Dan Toler and his drummer brother David would form the Toler Brothers during the '90s, and Dan would reunite with Dickey Betts & Great Southern in the new millennium, while also pursuing a number of other projects including the Renegades of Southern Rock, the Toler Tucci Band with singer/guitarist Doc Tucci, and the Toler/Townsend Band featuring singer Johnny Townsend and David Toler on drums. Although Toler's subsequent music career was beneath the national and international radar, by his own account he continued to take tremendous pleasure from playing, particularly with vocalist Townsend in the Toler/Townsend Band, whose 2009 eponymous album arrived via Blues Boulevard/Music Avenue in Europe and the Garage Door label in the United States.

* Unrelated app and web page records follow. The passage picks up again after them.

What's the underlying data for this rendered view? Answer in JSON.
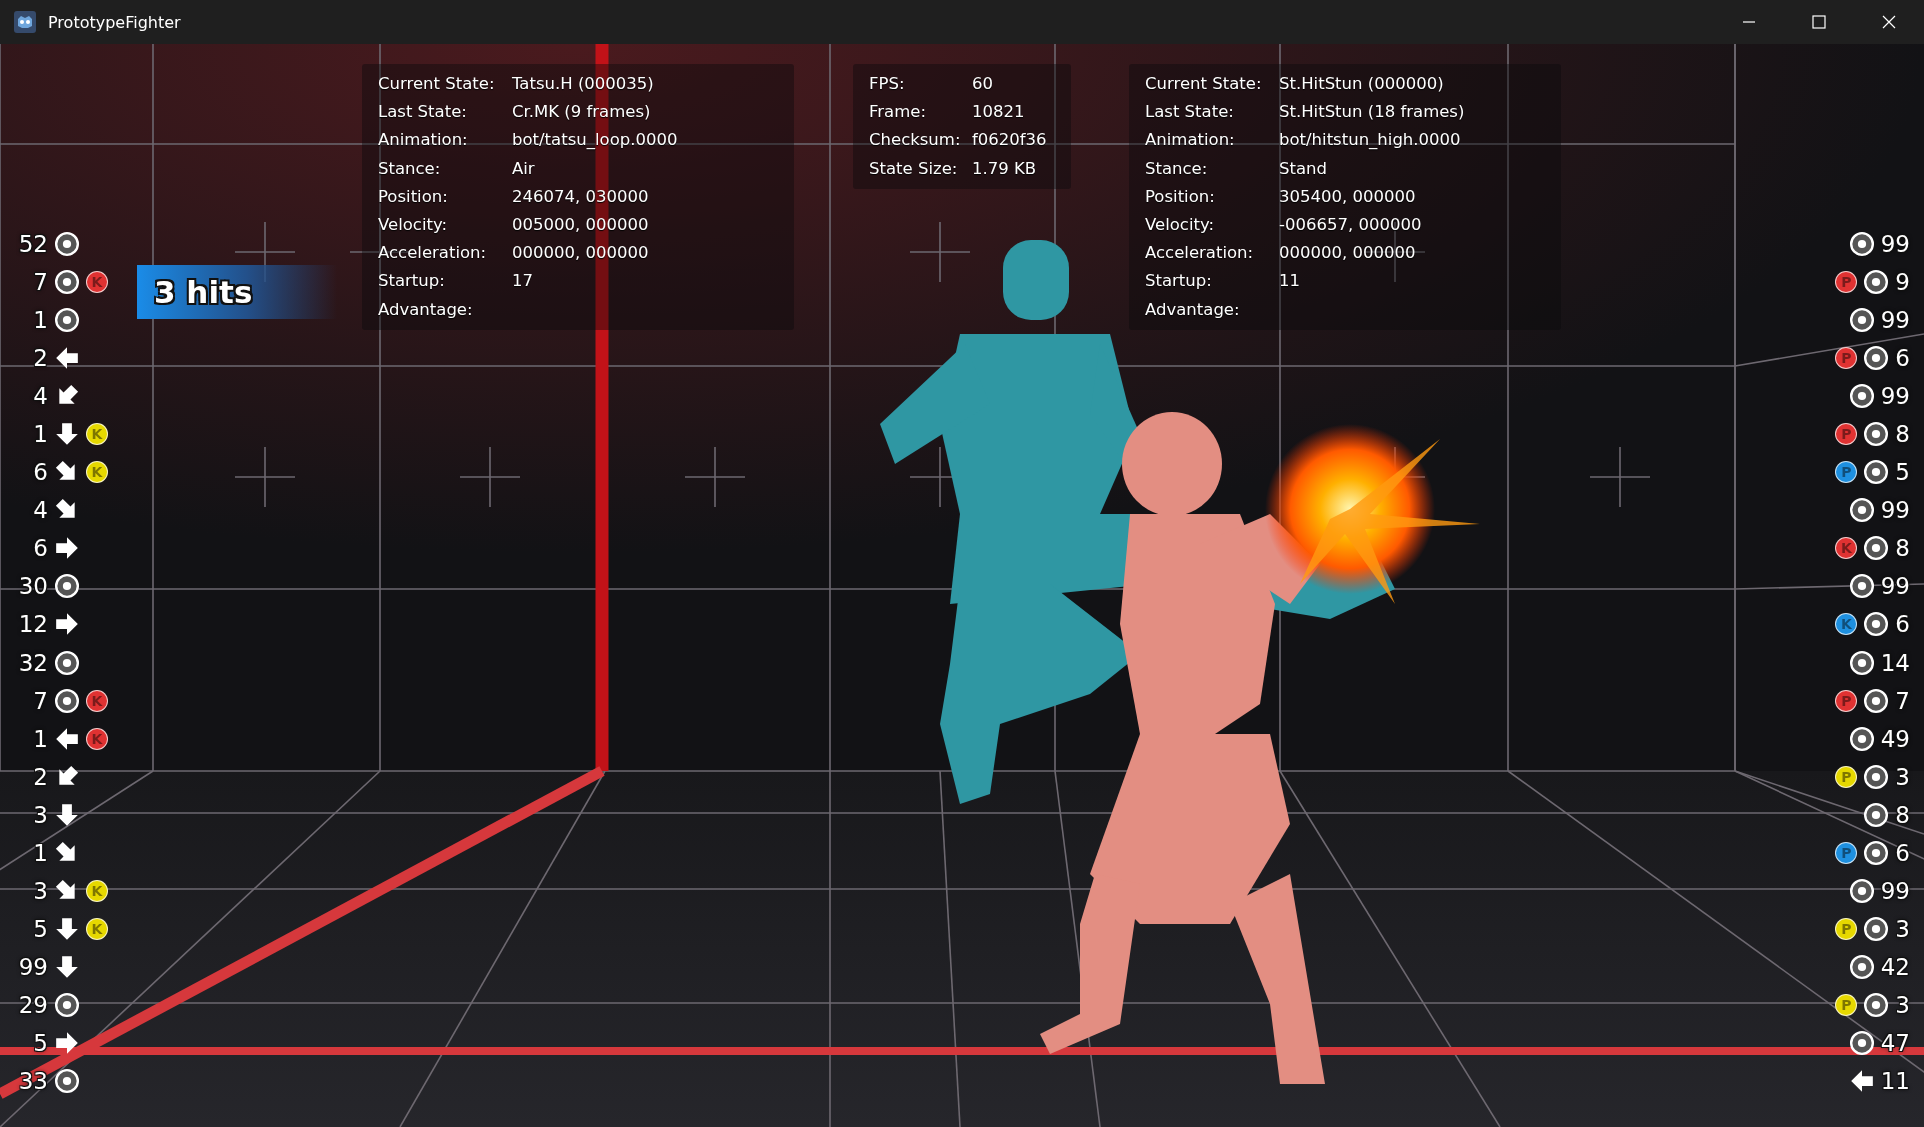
{
  "window": {
    "title": "PrototypeFighter"
  },
  "player1_debug": [
    {
      "label": "Current State:",
      "value": "Tatsu.H (000035)"
    },
    {
      "label": "Last State:",
      "value": "Cr.MK (9 frames)"
    },
    {
      "label": "Animation:",
      "value": "bot/tatsu_loop.0000"
    },
    {
      "label": "Stance:",
      "value": "Air"
    },
    {
      "label": "Position:",
      "value": "246074, 030000"
    },
    {
      "label": "Velocity:",
      "value": "005000, 000000"
    },
    {
      "label": "Acceleration:",
      "value": "000000, 000000"
    },
    {
      "label": "Startup:",
      "value": "17"
    },
    {
      "label": "Advantage:"
    }
  ],
  "system_debug": [
    {
      "label": "FPS:",
      "value": "60"
    },
    {
      "label": "Frame:",
      "value": "10821"
    },
    {
      "label": "Checksum:",
      "value": "f0620f36"
    },
    {
      "label": "State Size:",
      "value": "1.79 KB"
    }
  ],
  "player2_debug": [
    {
      "label": "Current State:",
      "value": "St.HitStun (000000)"
    },
    {
      "label": "Last State:",
      "value": "St.HitStun (18 frames)"
    },
    {
      "label": "Animation:",
      "value": "bot/hitstun_high.0000"
    },
    {
      "label": "Stance:",
      "value": "Stand"
    },
    {
      "label": "Position:",
      "value": "305400, 000000"
    },
    {
      "label": "Velocity:",
      "value": "-006657, 000000"
    },
    {
      "label": "Acceleration:",
      "value": "000000, 000000"
    },
    {
      "label": "Startup:",
      "value": "11"
    },
    {
      "label": "Advantage:"
    }
  ],
  "combo_counter": "3 hits",
  "player1_inputs": [
    {
      "frames": "52",
      "kind": "neutral"
    },
    {
      "frames": "7",
      "kind": "neutral",
      "buttons": [
        {
          "label": "K",
          "color": "#e03232"
        }
      ]
    },
    {
      "frames": "1",
      "kind": "neutral"
    },
    {
      "frames": "2",
      "kind": "left"
    },
    {
      "frames": "4",
      "kind": "down-left"
    },
    {
      "frames": "1",
      "kind": "down",
      "buttons": [
        {
          "label": "K",
          "color": "#e6d800"
        }
      ]
    },
    {
      "frames": "6",
      "kind": "down-right",
      "buttons": [
        {
          "label": "K",
          "color": "#e6d800"
        }
      ]
    },
    {
      "frames": "4",
      "kind": "down-right"
    },
    {
      "frames": "6",
      "kind": "right"
    },
    {
      "frames": "30",
      "kind": "neutral"
    },
    {
      "frames": "12",
      "kind": "right"
    },
    {
      "frames": "32",
      "kind": "neutral"
    },
    {
      "frames": "7",
      "kind": "neutral",
      "buttons": [
        {
          "label": "K",
          "color": "#e03232"
        }
      ]
    },
    {
      "frames": "1",
      "kind": "left",
      "buttons": [
        {
          "label": "K",
          "color": "#e03232"
        }
      ]
    },
    {
      "frames": "2",
      "kind": "down-left"
    },
    {
      "frames": "3",
      "kind": "down"
    },
    {
      "frames": "1",
      "kind": "down-right"
    },
    {
      "frames": "3",
      "kind": "down-right",
      "buttons": [
        {
          "label": "K",
          "color": "#e6d800"
        }
      ]
    },
    {
      "frames": "5",
      "kind": "down",
      "buttons": [
        {
          "label": "K",
          "color": "#e6d800"
        }
      ]
    },
    {
      "frames": "99",
      "kind": "down"
    },
    {
      "frames": "29",
      "kind": "neutral"
    },
    {
      "frames": "5",
      "kind": "right"
    },
    {
      "frames": "33",
      "kind": "neutral"
    }
  ],
  "player2_inputs": [
    {
      "frames": "99",
      "kind": "neutral"
    },
    {
      "frames": "9",
      "kind": "neutral",
      "buttons": [
        {
          "label": "P",
          "color": "#e03232"
        }
      ]
    },
    {
      "frames": "99",
      "kind": "neutral"
    },
    {
      "frames": "6",
      "kind": "neutral",
      "buttons": [
        {
          "label": "P",
          "color": "#e03232"
        }
      ]
    },
    {
      "frames": "99",
      "kind": "neutral"
    },
    {
      "frames": "8",
      "kind": "neutral",
      "buttons": [
        {
          "label": "P",
          "color": "#e03232"
        }
      ]
    },
    {
      "frames": "5",
      "kind": "neutral",
      "buttons": [
        {
          "label": "P",
          "color": "#1e90e0"
        }
      ]
    },
    {
      "frames": "99",
      "kind": "neutral"
    },
    {
      "frames": "8",
      "kind": "neutral",
      "buttons": [
        {
          "label": "K",
          "color": "#e03232"
        }
      ]
    },
    {
      "frames": "99",
      "kind": "neutral"
    },
    {
      "frames": "6",
      "kind": "neutral",
      "buttons": [
        {
          "label": "K",
          "color": "#1e90e0"
        }
      ]
    },
    {
      "frames": "14",
      "kind": "neutral"
    },
    {
      "frames": "7",
      "kind": "neutral",
      "buttons": [
        {
          "label": "P",
          "color": "#e03232"
        }
      ]
    },
    {
      "frames": "49",
      "kind": "neutral"
    },
    {
      "frames": "3",
      "kind": "neutral",
      "buttons": [
        {
          "label": "P",
          "color": "#e6d800"
        }
      ]
    },
    {
      "frames": "8",
      "kind": "neutral"
    },
    {
      "frames": "6",
      "kind": "neutral",
      "buttons": [
        {
          "label": "P",
          "color": "#1e90e0"
        }
      ]
    },
    {
      "frames": "99",
      "kind": "neutral"
    },
    {
      "frames": "3",
      "kind": "neutral",
      "buttons": [
        {
          "label": "P",
          "color": "#e6d800"
        }
      ]
    },
    {
      "frames": "42",
      "kind": "neutral"
    },
    {
      "frames": "3",
      "kind": "neutral",
      "buttons": [
        {
          "label": "P",
          "color": "#e6d800"
        }
      ]
    },
    {
      "frames": "47",
      "kind": "neutral"
    },
    {
      "frames": "11",
      "kind": "left"
    }
  ]
}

David Toler died after a lengthy illness in 2011, and that same year, Dan announced that he had received a diagnosis of amyotrophic lateral sclerosis, or Lou Gehrig's disease. The disease gradually took away his ability to play guitar, and eventually he was unable even to speak. Toler died in his sleep on February 25, 2013 in Sarasota, Florida; he was 65 years old. For a relatively fleeting moment, he had risen to the challenge of returning one of America's greatest rock bands to its heralded twin-guitar format, but at precisely the time when the entertainment market was turning its back on the type of music that might have best showcased his talents. Nevertheless, he continued to make his mark on albums like I'm No Angel and others, and fans of the Allmans and Southern rock mourned his passing.